A year later, her Instagram account Peanutbutter_n_fluff has 8,000 followers and, as a digital creator, Gindin earns income both from Instagram and brands that she promotes. Gindin also has a new job, heading marketing and strategy for a digital health company that supports family caregivers.
“Even though this started out as a fun hobby, seeing the success of it gave me the confidence I needed to finally switch jobs and do something that I love,’’ she says adding that her new position allows her to combine her passions for health care and marketing.
“I will never let myself get stuck in a career rut ever again,” she adds. “The only thing holding me back was having the confidence I could make a big shift.’’
‘More money than I made in my regular job’
Marcela Kartaszewicz, 46, had always loved decorating her home in Granada Hills, California, during the holidays, including creating wreaths.
So when the communications executive was laid off during the pandemic last November, she fell back on her hobby.
“My husband and I both lost our jobs,’’ she says, “so I’m locked in the house, nowhere to go, no one to see, and I have all this time and the urge to start creating things.’’
She was giving away her homemade decorations, but as friends told her they’d be willing to buy the wreaths, she decided to try selling them.
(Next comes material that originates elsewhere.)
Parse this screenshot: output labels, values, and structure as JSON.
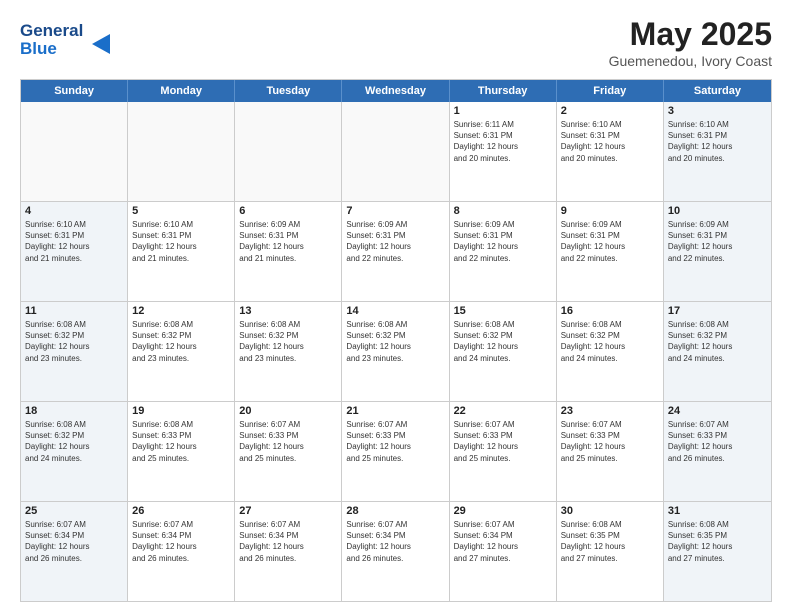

Kartaszewicz took a course on how to develop a website and launched Languageofwreaths.com in September.
Kartaszewicz thought she might sell about 40 wreaths by the end of the year, but as of early November, she’d already sold 80.
“In the last two months I made more money than I made in my regular job,’’ says Kartaszewicz, who is once again working full-time. “It really was unexpected. … It’s allowing me to discover a part of myself I never explored.’’
And it’s also shown her what she’s made of, she says.
“I’ve learned in these crazy two years … you have to have comfort with the unexpected and you have to be flexible,” Kartaszewicz says. “It’s proven to me that I can survive even if I’m unemployed.”
She’s not stopping. “Now,” she says, “I have two full-time jobs.”
Follow Charisse Jones on Twitter @charissejones